• **Provided entries**

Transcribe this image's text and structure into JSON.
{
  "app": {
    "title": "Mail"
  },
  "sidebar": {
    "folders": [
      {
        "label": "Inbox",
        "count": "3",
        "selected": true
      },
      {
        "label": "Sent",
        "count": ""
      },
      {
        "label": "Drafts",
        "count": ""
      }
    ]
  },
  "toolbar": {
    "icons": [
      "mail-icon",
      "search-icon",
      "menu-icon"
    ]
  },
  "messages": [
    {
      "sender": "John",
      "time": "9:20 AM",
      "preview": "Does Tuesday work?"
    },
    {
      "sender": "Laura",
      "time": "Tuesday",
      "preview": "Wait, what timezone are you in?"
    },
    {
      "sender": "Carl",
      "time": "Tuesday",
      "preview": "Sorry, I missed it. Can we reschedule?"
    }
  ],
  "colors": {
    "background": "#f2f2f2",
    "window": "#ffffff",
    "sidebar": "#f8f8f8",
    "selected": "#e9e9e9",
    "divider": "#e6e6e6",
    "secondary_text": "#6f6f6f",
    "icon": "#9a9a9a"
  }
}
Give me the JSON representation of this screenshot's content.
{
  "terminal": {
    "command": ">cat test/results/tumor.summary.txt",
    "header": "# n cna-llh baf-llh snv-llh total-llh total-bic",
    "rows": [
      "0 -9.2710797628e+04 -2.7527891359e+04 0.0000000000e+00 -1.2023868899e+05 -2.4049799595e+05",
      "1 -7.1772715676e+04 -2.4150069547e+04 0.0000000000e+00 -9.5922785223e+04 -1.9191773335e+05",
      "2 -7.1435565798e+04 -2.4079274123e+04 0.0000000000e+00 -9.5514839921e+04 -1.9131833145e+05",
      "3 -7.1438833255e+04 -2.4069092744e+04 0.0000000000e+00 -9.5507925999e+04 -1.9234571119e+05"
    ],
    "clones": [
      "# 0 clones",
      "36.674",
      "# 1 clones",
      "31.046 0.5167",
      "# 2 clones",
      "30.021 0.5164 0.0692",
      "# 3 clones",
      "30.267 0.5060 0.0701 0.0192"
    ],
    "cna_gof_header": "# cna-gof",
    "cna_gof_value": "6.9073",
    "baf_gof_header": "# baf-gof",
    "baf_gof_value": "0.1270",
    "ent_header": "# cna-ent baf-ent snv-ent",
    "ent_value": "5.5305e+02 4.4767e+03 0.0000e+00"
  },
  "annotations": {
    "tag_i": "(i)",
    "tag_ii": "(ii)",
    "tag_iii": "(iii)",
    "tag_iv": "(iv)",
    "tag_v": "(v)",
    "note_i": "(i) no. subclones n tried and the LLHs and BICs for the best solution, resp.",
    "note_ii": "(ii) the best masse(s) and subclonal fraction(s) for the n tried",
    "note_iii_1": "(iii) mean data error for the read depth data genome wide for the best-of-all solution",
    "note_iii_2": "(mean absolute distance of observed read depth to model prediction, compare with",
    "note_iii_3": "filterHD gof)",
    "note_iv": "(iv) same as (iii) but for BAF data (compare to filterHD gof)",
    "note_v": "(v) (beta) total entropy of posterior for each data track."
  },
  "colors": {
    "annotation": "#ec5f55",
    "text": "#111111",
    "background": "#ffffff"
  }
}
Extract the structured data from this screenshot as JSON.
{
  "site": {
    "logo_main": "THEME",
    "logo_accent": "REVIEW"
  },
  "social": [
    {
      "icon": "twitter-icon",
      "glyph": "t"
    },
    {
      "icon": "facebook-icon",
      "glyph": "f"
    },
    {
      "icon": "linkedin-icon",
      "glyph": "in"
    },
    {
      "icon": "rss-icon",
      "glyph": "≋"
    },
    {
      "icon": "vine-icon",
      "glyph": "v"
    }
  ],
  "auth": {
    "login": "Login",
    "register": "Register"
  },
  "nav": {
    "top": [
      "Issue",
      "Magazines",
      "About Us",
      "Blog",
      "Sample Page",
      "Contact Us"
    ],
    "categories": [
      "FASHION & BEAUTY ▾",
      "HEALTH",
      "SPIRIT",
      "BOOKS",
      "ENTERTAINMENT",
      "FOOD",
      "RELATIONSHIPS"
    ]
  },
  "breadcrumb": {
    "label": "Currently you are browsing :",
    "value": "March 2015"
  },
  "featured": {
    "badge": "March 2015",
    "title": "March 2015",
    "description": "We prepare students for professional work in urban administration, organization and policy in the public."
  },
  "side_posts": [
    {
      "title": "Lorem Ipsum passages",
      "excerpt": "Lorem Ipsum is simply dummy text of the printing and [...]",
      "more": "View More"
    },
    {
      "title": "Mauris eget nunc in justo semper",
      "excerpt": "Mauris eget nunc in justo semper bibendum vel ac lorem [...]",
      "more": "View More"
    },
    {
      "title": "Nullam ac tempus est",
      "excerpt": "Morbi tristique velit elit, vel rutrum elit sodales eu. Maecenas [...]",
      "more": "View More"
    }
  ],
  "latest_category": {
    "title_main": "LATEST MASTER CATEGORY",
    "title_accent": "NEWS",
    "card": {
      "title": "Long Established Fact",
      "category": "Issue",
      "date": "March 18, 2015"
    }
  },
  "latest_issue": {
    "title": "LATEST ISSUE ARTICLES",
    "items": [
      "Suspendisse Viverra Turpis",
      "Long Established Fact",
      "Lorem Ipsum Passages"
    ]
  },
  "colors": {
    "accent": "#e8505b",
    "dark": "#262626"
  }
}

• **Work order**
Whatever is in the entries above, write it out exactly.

• **Response to the task**
Transcribe this image's text and structure into JSON.
{
  "app": {
    "title": "Mail"
  },
  "sidebar": {
    "folders": [
      {
        "label": "Inbox",
        "count": "3",
        "selected": true
      },
      {
        "label": "Sent",
        "count": ""
      },
      {
        "label": "Drafts",
        "count": ""
      }
    ]
  },
  "toolbar": {
    "icons": [
      "mail-icon",
      "search-icon",
      "menu-icon"
    ]
  },
  "messages": [
    {
      "sender": "John",
      "time": "9:20 AM",
      "preview": "Does Tuesday work?"
    },
    {
      "sender": "Laura",
      "time": "Tuesday",
      "preview": "Wait, what timezone are you in?"
    },
    {
      "sender": "Carl",
      "time": "Tuesday",
      "preview": "Sorry, I missed it. Can we reschedule?"
    }
  ],
  "colors": {
    "background": "#f2f2f2",
    "window": "#ffffff",
    "sidebar": "#f8f8f8",
    "selected": "#e9e9e9",
    "divider": "#e6e6e6",
    "secondary_text": "#6f6f6f",
    "icon": "#9a9a9a"
  }
}
Give me the JSON representation of this screenshot's content.
{
  "terminal": {
    "command": ">cat test/results/tumor.summary.txt",
    "header": "# n cna-llh baf-llh snv-llh total-llh total-bic",
    "rows": [
      "0 -9.2710797628e+04 -2.7527891359e+04 0.0000000000e+00 -1.2023868899e+05 -2.4049799595e+05",
      "1 -7.1772715676e+04 -2.4150069547e+04 0.0000000000e+00 -9.5922785223e+04 -1.9191773335e+05",
      "2 -7.1435565798e+04 -2.4079274123e+04 0.0000000000e+00 -9.5514839921e+04 -1.9131833145e+05",
      "3 -7.1438833255e+04 -2.4069092744e+04 0.0000000000e+00 -9.5507925999e+04 -1.9234571119e+05"
    ],
    "clones": [
      "# 0 clones",
      "36.674",
      "# 1 clones",
      "31.046 0.5167",
      "# 2 clones",
      "30.021 0.5164 0.0692",
      "# 3 clones",
      "30.267 0.5060 0.0701 0.0192"
    ],
    "cna_gof_header": "# cna-gof",
    "cna_gof_value": "6.9073",
    "baf_gof_header": "# baf-gof",
    "baf_gof_value": "0.1270",
    "ent_header": "# cna-ent baf-ent snv-ent",
    "ent_value": "5.5305e+02 4.4767e+03 0.0000e+00"
  },
  "annotations": {
    "tag_i": "(i)",
    "tag_ii": "(ii)",
    "tag_iii": "(iii)",
    "tag_iv": "(iv)",
    "tag_v": "(v)",
    "note_i": "(i) no. subclones n tried and the LLHs and BICs for the best solution, resp.",
    "note_ii": "(ii) the best masse(s) and subclonal fraction(s) for the n tried",
    "note_iii_1": "(iii) mean data error for the read depth data genome wide for the best-of-all solution",
    "note_iii_2": "(mean absolute distance of observed read depth to model prediction, compare with",
    "note_iii_3": "filterHD gof)",
    "note_iv": "(iv) same as (iii) but for BAF data (compare to filterHD gof)",
    "note_v": "(v) (beta) total entropy of posterior for each data track."
  },
  "colors": {
    "annotation": "#ec5f55",
    "text": "#111111",
    "background": "#ffffff"
  }
}
Extract the structured data from this screenshot as JSON.
{
  "site": {
    "logo_main": "THEME",
    "logo_accent": "REVIEW"
  },
  "social": [
    {
      "icon": "twitter-icon",
      "glyph": "t"
    },
    {
      "icon": "facebook-icon",
      "glyph": "f"
    },
    {
      "icon": "linkedin-icon",
      "glyph": "in"
    },
    {
      "icon": "rss-icon",
      "glyph": "≋"
    },
    {
      "icon": "vine-icon",
      "glyph": "v"
    }
  ],
  "auth": {
    "login": "Login",
    "register": "Register"
  },
  "nav": {
    "top": [
      "Issue",
      "Magazines",
      "About Us",
      "Blog",
      "Sample Page",
      "Contact Us"
    ],
    "categories": [
      "FASHION & BEAUTY ▾",
      "HEALTH",
      "SPIRIT",
      "BOOKS",
      "ENTERTAINMENT",
      "FOOD",
      "RELATIONSHIPS"
    ]
  },
  "breadcrumb": {
    "label": "Currently you are browsing :",
    "value": "March 2015"
  },
  "featured": {
    "badge": "March 2015",
    "title": "March 2015",
    "description": "We prepare students for professional work in urban administration, organization and policy in the public."
  },
  "side_posts": [
    {
      "title": "Lorem Ipsum passages",
      "excerpt": "Lorem Ipsum is simply dummy text of the printing and [...]",
      "more": "View More"
    },
    {
      "title": "Mauris eget nunc in justo semper",
      "excerpt": "Mauris eget nunc in justo semper bibendum vel ac lorem [...]",
      "more": "View More"
    },
    {
      "title": "Nullam ac tempus est",
      "excerpt": "Morbi tristique velit elit, vel rutrum elit sodales eu. Maecenas [...]",
      "more": "View More"
    }
  ],
  "latest_category": {
    "title_main": "LATEST MASTER CATEGORY",
    "title_accent": "NEWS",
    "card": {
      "title": "Long Established Fact",
      "category": "Issue",
      "date": "March 18, 2015"
    }
  },
  "latest_issue": {
    "title": "LATEST ISSUE ARTICLES",
    "items": [
      "Suspendisse Viverra Turpis",
      "Long Established Fact",
      "Lorem Ipsum Passages"
    ]
  },
  "colors": {
    "accent": "#e8505b",
    "dark": "#262626"
  }
}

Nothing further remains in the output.